14/12/2015 - 09:49

Home builds evolving but bricks stay strong

14/12/2015 - 09:49


Save articles for future reference.

Alternative construction techniques are gathering momentum in Western Australia, but not all builders are convinced that double brick’s dominance is about to end.

Home builds evolving but bricks stay strong
IN PLACE: A Summit Homes upper-storey module being installed at Port Coogee.

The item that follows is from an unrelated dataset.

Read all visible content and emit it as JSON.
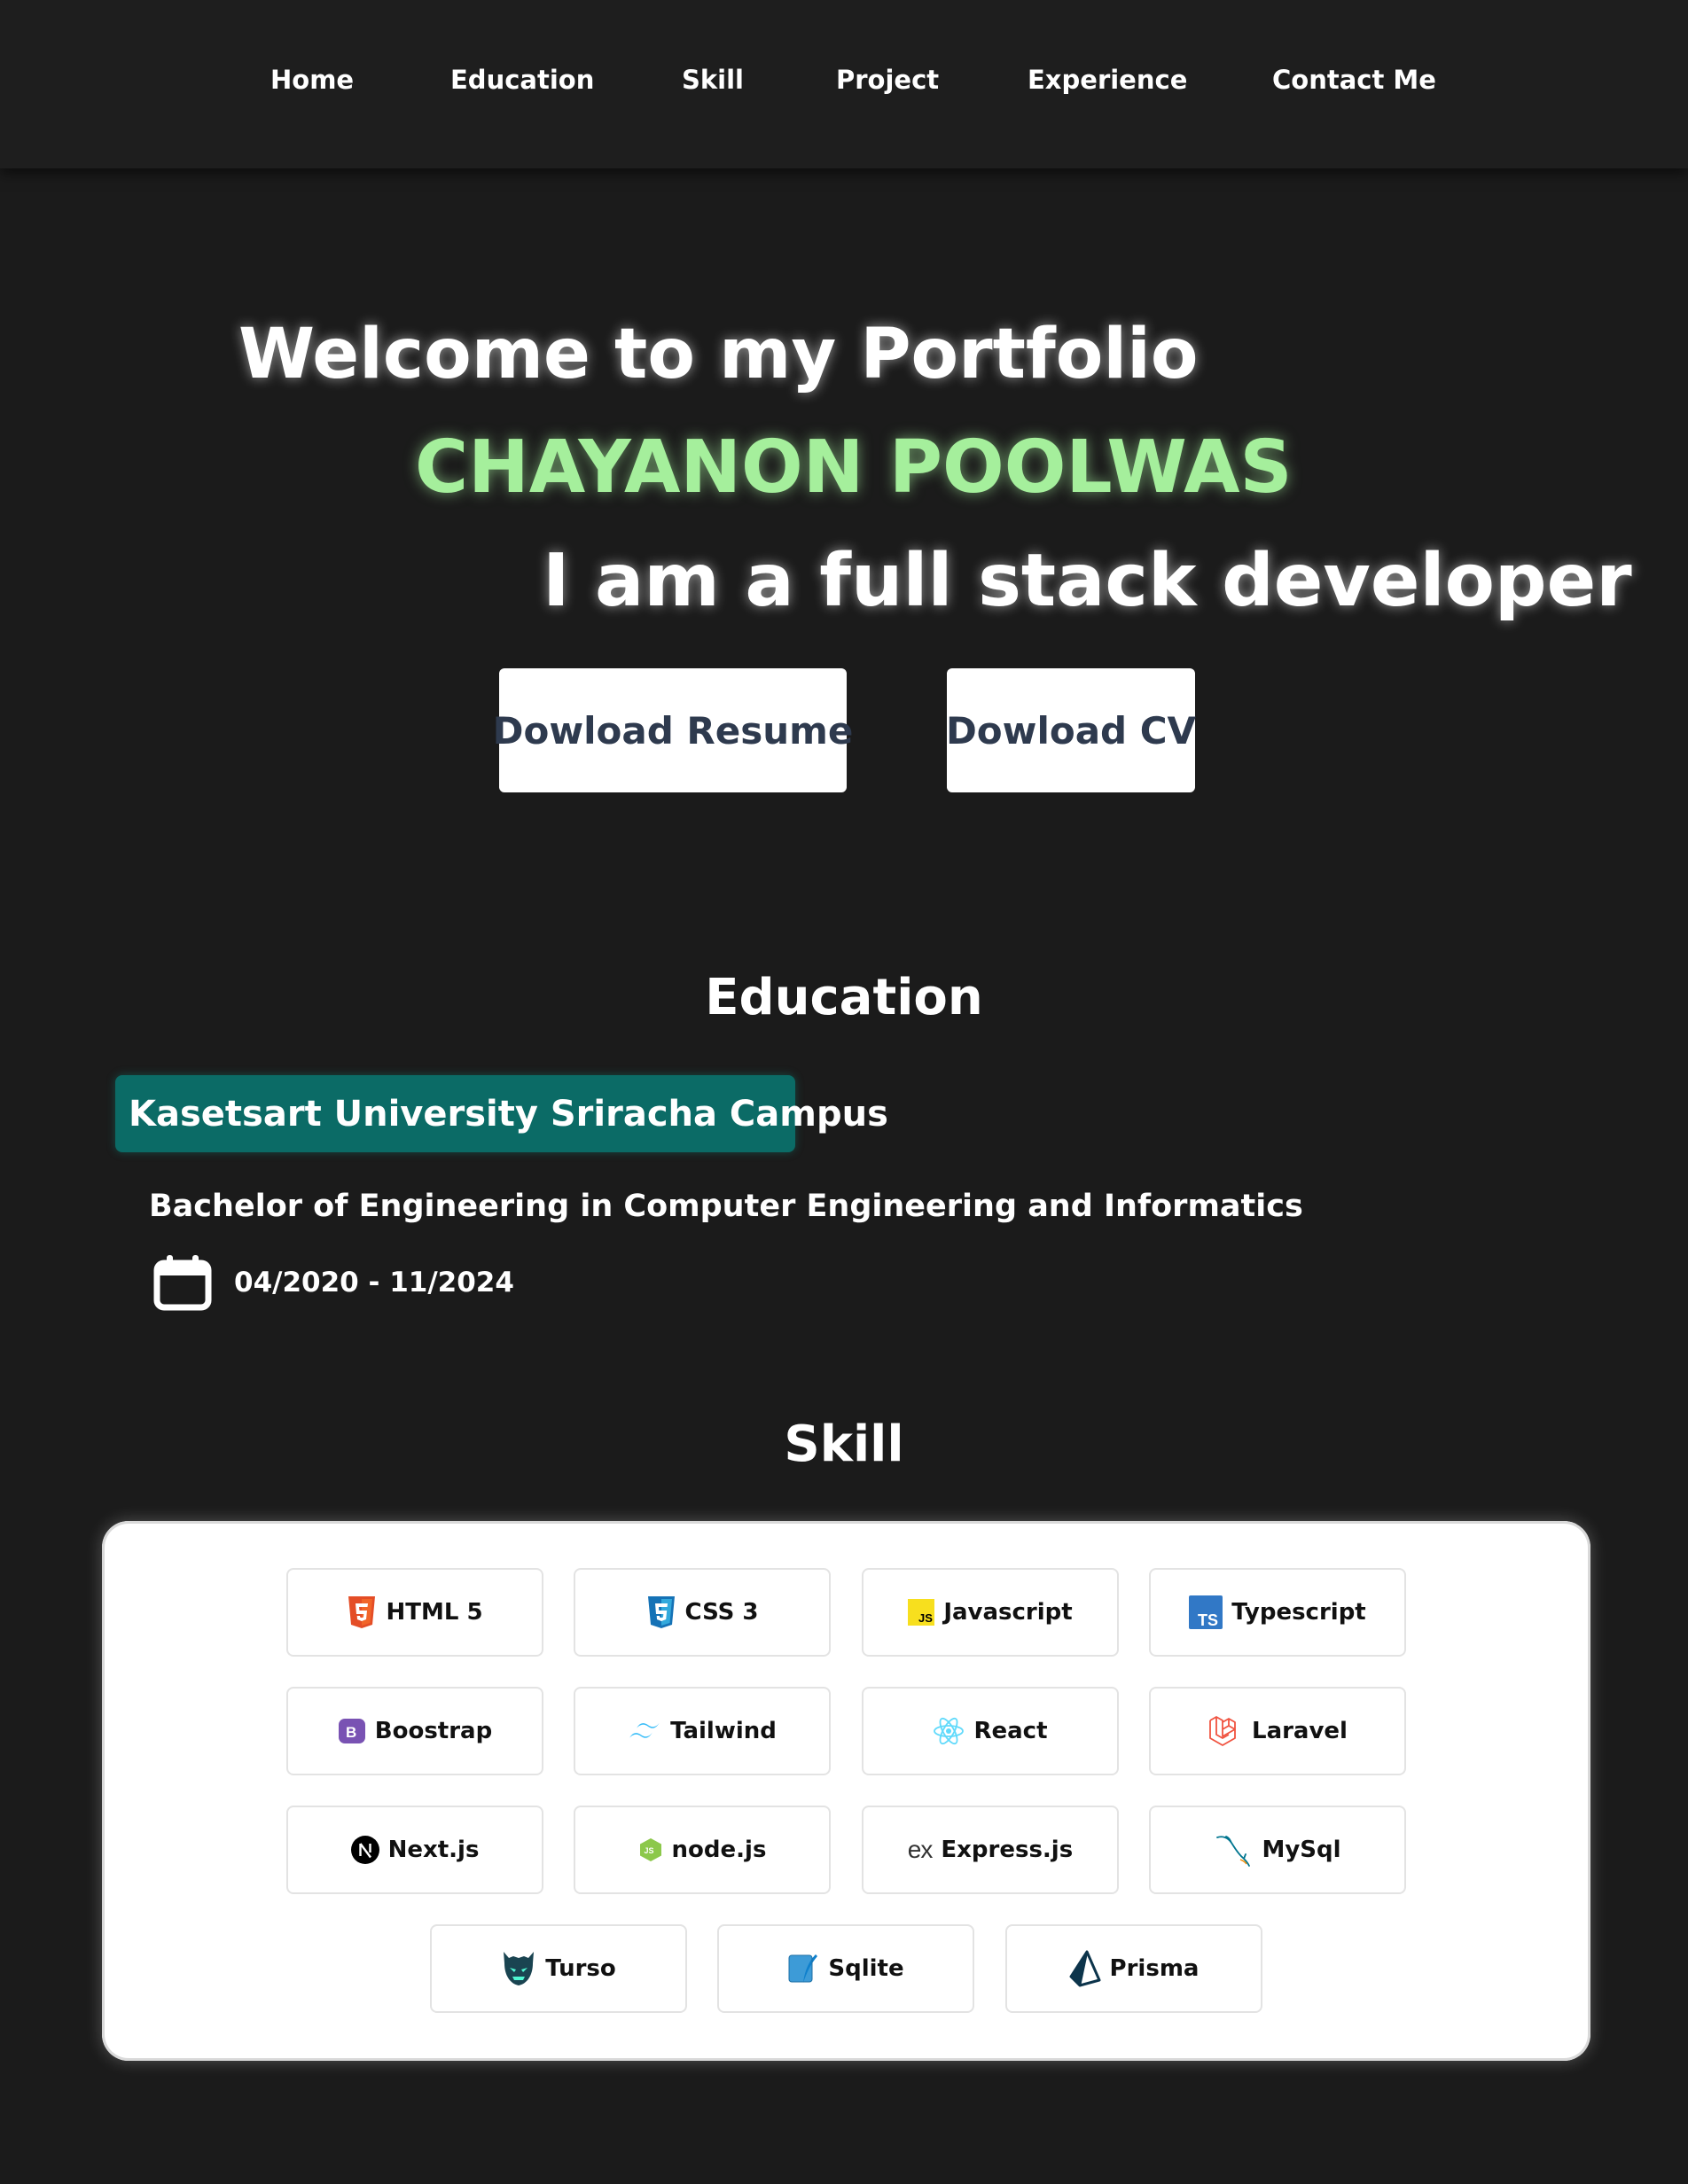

Photo: Summit Homes

Alternative construction techniques are gathering momentum in Western Australia, but not all builders are convinced that double brick’s dominance is about to end.

The move to new methods has been driven on two fronts – by developers looking for a cost-effective solution for blocks where it is difficult to build traditional brick homes, and consumers seeking time savings to increase affordability.

Master Builders Association WA executive director Michael McLean said the building industry was evolving quickly as new techniques and new materials were developed.

“It’s exciting that not only consumers, but some of the builders are being prepared to trial steel- and timber-framed housing, even brick veneer housing, more than they have in the past,” Mr McLean said.

“Double brick will remain the major form of construction for our lifetime, but it’s always healthy to have competition in the market, that’s why I’m encouraged by modular housing as well.”

Summit Homes Group has committed strongly to new techniques, setting up a manufacturing facility in Myaree to explore modular and steel-framed construction.

The facility builds complete new homes and also second-storey pods, which can be added to existing dwellings, in some cases in just two weeks.

Summit new homes general manager Tony Harvie said the group had been approached by a number of developers looking for lightweight builds on difficult blocks since the facility was established.

“We generally build on A-class, sandy sites, but Perth is running out of sandy soil,” Mr Harvie told Business News.

“The developers have to bring in $30,000 worth of sand to make them A-class, so they are coming to us and asking if we can build lightweight construction.”

Another builder pushing modular builds is McGrath Homes, which has been using the techniques in WA since the 1960s, predominantly for single dwellings.

Last week, McGrath Homes unveiled a new prototype that can be used for low, mid and high-rise construction, up to 25 storeys.

Its new technique is designed to reduce on-site construction time by up to 50 per cent, providing a 20 per cent cost saving.

But Mr McLean said there was a particular challenge with modular building becoming more prolific – valuation for finance purposes.

“Valuers aren’t recognising the value in modular housing, which is very disappointing,” he said.

“A lot of the providers are very frustrated with values not stacking up in order to get approvals for finance.”

Amid the excitement surrounding increased affordability, ABN Group managing director Dale Alcock said he wasn’t convinced modular building was a saviour for the metropolitan area.

Mr Alcock acknowledged the time saving involved with modular building, but said the costs of construction were largely in line with traditional double brick techniques.

“The traditional forms of construction are that way for a particular reason,” he said.

“That is, the trades know how to construct with them, they are available at a sufficient volume and at a competitive price, so the overall market skews to that being what is the predominant outcome.”

But Mr Alcock did say ABN Group was willing to consider traditional techniques like brick veneer, which had been proved in other locations.

“We know it and understand it and the materials are all supplied by our regular manufacturers and suppliers so there are no warranty issues, but it is about understanding how the cost equation of that will work on a repeat basis,” Mr Alcock said.


Subscription Options